TASK TO CARRY OUT »
Find out how many lines of the material contain the string "selected" and give only that figure.
======== PROVIDED RECORDS
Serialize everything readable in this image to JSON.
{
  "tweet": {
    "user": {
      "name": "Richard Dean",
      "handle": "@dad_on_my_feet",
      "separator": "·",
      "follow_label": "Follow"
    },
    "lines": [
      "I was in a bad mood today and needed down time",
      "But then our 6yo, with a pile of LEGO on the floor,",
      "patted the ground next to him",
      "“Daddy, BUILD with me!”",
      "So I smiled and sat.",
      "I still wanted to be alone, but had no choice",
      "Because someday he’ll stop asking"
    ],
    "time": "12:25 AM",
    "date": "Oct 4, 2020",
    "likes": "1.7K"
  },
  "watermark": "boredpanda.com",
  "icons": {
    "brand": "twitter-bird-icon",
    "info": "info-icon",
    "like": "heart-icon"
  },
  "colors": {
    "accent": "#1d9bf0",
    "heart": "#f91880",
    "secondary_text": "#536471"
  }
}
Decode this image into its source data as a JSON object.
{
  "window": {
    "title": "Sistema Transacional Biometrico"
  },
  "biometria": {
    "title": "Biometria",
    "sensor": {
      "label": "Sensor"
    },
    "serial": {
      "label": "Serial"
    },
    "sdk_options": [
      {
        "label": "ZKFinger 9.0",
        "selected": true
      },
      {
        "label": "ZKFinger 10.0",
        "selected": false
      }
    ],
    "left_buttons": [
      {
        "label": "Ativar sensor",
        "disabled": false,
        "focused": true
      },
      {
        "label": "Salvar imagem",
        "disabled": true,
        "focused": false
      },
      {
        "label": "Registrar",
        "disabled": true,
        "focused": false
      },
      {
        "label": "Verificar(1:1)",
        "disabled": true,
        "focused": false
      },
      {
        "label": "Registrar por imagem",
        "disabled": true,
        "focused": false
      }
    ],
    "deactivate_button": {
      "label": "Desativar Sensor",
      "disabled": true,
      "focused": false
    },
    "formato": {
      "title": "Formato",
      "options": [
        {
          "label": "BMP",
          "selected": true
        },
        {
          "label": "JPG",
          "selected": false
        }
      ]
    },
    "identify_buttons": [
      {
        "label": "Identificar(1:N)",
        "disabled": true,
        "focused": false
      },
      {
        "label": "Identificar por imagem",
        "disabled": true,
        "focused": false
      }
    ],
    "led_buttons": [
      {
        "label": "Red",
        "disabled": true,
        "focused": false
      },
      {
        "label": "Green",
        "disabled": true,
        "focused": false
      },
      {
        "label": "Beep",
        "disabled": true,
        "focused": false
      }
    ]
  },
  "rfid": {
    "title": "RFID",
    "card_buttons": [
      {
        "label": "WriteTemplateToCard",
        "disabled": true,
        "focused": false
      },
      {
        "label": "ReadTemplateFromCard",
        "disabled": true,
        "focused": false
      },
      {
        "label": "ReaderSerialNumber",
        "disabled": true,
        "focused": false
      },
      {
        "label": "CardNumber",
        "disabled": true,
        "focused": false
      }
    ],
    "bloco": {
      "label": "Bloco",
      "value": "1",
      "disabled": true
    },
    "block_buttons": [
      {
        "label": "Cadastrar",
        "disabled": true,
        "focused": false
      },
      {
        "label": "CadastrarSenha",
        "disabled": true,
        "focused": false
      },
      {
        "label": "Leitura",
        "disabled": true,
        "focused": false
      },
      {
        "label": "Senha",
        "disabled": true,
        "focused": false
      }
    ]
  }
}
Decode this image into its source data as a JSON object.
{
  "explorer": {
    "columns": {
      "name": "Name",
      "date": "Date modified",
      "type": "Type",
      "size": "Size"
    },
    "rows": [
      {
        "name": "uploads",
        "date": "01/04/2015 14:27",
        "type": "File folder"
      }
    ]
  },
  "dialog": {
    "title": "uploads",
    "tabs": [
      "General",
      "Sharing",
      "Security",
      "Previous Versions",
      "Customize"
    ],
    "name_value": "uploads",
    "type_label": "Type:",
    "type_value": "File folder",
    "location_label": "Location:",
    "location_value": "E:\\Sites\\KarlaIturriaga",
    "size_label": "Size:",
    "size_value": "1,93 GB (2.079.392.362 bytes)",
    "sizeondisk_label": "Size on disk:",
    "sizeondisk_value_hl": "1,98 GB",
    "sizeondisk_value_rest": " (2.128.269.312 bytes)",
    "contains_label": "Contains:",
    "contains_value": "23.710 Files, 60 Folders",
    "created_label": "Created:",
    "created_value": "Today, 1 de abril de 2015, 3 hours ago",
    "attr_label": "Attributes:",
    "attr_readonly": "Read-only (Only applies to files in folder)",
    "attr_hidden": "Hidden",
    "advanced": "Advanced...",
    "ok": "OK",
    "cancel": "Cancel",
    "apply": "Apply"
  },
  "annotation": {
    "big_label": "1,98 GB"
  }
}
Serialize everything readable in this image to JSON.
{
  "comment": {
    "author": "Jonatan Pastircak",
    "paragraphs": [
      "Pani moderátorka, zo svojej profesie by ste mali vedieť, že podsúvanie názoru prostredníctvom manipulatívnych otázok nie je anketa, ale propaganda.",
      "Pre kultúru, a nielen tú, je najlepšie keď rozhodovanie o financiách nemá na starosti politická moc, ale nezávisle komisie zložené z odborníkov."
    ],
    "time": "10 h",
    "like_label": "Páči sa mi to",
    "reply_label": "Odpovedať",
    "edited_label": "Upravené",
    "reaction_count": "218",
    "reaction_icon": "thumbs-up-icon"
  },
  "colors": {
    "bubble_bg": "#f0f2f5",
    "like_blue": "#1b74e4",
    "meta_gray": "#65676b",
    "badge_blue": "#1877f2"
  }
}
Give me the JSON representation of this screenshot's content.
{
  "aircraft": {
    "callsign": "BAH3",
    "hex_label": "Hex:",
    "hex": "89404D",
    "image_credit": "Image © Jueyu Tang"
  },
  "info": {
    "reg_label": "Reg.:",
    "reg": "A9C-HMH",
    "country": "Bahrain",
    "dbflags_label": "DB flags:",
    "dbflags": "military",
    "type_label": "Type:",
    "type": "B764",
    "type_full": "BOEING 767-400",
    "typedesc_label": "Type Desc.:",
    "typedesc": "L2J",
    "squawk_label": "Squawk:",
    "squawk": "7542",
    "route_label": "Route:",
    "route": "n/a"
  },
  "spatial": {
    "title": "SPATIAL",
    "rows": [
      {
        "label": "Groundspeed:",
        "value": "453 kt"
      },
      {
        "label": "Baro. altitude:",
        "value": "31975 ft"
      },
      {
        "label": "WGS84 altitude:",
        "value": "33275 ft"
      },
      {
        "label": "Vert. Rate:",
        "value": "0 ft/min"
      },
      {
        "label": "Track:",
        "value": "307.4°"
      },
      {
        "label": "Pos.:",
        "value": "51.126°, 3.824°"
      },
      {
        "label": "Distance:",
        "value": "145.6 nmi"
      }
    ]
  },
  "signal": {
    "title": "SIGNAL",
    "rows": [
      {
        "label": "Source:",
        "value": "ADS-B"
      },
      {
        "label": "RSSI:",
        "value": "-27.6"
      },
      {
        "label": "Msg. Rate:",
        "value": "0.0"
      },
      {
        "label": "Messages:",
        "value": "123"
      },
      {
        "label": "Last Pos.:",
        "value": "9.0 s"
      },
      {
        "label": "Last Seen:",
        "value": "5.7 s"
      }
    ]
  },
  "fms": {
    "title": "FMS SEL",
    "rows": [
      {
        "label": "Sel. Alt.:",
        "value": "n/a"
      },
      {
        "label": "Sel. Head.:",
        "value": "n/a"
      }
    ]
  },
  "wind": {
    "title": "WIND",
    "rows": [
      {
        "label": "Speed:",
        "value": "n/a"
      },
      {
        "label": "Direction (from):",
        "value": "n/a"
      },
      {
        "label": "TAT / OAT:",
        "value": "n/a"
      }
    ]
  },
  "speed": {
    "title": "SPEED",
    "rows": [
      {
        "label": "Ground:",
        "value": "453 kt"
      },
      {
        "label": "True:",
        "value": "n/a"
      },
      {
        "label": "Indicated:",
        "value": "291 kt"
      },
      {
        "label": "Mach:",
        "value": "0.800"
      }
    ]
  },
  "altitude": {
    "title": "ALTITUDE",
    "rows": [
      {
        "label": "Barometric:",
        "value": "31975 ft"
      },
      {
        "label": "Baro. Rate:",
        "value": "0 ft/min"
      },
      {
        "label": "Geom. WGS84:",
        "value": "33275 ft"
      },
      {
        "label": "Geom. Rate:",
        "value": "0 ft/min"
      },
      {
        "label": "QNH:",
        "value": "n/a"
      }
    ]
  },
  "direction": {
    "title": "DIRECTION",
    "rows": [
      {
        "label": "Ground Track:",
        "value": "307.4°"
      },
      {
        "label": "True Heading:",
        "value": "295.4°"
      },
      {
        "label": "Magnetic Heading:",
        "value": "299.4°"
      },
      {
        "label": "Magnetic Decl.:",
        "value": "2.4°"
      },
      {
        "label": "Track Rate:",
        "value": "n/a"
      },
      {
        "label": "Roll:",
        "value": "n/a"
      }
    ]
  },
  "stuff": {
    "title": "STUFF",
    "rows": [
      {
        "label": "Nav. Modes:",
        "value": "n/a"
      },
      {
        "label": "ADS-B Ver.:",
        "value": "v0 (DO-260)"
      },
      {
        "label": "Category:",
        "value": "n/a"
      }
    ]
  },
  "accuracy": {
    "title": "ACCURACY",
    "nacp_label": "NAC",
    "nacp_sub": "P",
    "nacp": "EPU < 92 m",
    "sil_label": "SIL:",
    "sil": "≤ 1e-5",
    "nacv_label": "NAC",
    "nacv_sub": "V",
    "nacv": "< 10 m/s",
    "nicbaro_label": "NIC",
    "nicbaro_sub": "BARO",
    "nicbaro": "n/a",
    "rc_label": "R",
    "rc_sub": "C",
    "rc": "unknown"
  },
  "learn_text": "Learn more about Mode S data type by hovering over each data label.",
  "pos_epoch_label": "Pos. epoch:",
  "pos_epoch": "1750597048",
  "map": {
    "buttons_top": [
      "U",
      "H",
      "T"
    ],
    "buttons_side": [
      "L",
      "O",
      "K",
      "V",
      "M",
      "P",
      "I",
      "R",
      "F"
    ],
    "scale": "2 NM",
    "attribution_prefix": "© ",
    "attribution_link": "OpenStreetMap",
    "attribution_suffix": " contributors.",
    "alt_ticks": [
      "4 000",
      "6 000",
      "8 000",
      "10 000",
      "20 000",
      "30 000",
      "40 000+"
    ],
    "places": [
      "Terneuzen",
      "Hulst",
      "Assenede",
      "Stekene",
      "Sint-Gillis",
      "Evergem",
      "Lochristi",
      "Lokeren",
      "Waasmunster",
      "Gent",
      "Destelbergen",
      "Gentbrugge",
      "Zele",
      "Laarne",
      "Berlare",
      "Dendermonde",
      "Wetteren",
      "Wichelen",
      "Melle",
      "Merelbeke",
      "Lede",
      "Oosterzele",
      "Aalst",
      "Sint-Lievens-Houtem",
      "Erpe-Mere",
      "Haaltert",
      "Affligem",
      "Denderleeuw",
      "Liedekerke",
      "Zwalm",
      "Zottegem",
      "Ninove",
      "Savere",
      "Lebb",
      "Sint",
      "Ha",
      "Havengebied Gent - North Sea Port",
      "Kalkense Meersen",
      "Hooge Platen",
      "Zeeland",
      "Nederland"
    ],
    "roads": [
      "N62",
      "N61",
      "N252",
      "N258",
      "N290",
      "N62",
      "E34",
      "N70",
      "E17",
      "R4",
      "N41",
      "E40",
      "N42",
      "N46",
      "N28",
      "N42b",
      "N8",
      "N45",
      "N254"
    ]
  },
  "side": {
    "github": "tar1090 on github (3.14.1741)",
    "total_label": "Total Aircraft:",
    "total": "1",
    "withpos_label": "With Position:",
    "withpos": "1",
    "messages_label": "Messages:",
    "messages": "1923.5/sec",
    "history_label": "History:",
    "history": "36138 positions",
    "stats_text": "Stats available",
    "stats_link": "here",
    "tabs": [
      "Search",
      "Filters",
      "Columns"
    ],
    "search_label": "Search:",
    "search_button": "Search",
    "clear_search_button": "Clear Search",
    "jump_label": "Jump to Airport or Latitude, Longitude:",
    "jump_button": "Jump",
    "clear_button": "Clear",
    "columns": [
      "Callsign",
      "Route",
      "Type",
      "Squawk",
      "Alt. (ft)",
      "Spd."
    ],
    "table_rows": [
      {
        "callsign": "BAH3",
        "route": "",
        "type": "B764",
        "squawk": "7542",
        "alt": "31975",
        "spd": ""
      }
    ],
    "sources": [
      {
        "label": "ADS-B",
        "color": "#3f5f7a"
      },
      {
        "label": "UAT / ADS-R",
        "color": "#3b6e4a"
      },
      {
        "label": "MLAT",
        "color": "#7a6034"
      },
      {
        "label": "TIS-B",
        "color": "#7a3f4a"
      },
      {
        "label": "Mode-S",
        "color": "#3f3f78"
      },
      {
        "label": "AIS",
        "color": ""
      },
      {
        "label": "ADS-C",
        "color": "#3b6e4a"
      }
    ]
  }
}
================
RESPONSE »
4